* _TRY IT_:
Type out the entries again, keeping every word unchanged.

* _DATA TO PROCESS_:
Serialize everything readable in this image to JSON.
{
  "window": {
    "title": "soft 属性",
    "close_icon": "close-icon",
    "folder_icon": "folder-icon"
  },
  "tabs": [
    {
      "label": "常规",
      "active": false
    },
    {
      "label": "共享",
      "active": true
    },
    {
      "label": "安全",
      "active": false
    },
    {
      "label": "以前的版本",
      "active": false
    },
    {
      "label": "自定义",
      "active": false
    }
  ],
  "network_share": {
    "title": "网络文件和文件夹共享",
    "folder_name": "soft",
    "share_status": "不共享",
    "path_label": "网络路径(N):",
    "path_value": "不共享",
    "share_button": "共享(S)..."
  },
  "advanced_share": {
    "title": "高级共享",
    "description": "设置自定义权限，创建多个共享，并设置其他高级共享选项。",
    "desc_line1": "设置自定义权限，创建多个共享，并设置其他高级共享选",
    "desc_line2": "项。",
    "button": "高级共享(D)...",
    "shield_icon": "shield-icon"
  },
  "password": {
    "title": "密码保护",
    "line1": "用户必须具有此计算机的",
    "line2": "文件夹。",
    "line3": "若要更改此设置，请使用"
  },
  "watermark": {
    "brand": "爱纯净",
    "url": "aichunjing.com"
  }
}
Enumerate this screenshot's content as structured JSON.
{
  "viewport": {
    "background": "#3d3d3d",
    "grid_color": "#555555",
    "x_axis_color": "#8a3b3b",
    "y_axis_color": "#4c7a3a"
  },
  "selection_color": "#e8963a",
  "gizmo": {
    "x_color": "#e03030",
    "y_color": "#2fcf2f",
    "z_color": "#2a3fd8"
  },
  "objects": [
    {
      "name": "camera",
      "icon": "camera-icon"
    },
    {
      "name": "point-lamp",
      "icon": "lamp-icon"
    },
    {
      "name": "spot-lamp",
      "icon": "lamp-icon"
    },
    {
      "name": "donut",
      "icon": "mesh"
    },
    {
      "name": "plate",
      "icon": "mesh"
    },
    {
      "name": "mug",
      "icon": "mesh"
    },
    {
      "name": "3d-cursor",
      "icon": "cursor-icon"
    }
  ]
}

* _YOUR SOLUTION_:
Serialize everything readable in this image to JSON.
{
  "window": {
    "title": "soft 属性",
    "close_icon": "close-icon",
    "folder_icon": "folder-icon"
  },
  "tabs": [
    {
      "label": "常规",
      "active": false
    },
    {
      "label": "共享",
      "active": true
    },
    {
      "label": "安全",
      "active": false
    },
    {
      "label": "以前的版本",
      "active": false
    },
    {
      "label": "自定义",
      "active": false
    }
  ],
  "network_share": {
    "title": "网络文件和文件夹共享",
    "folder_name": "soft",
    "share_status": "不共享",
    "path_label": "网络路径(N):",
    "path_value": "不共享",
    "share_button": "共享(S)..."
  },
  "advanced_share": {
    "title": "高级共享",
    "description": "设置自定义权限，创建多个共享，并设置其他高级共享选项。",
    "desc_line1": "设置自定义权限，创建多个共享，并设置其他高级共享选",
    "desc_line2": "项。",
    "button": "高级共享(D)...",
    "shield_icon": "shield-icon"
  },
  "password": {
    "title": "密码保护",
    "line1": "用户必须具有此计算机的",
    "line2": "文件夹。",
    "line3": "若要更改此设置，请使用"
  },
  "watermark": {
    "brand": "爱纯净",
    "url": "aichunjing.com"
  }
}
Enumerate this screenshot's content as structured JSON.
{
  "viewport": {
    "background": "#3d3d3d",
    "grid_color": "#555555",
    "x_axis_color": "#8a3b3b",
    "y_axis_color": "#4c7a3a"
  },
  "selection_color": "#e8963a",
  "gizmo": {
    "x_color": "#e03030",
    "y_color": "#2fcf2f",
    "z_color": "#2a3fd8"
  },
  "objects": [
    {
      "name": "camera",
      "icon": "camera-icon"
    },
    {
      "name": "point-lamp",
      "icon": "lamp-icon"
    },
    {
      "name": "spot-lamp",
      "icon": "lamp-icon"
    },
    {
      "name": "donut",
      "icon": "mesh"
    },
    {
      "name": "plate",
      "icon": "mesh"
    },
    {
      "name": "mug",
      "icon": "mesh"
    },
    {
      "name": "3d-cursor",
      "icon": "cursor-icon"
    }
  ]
}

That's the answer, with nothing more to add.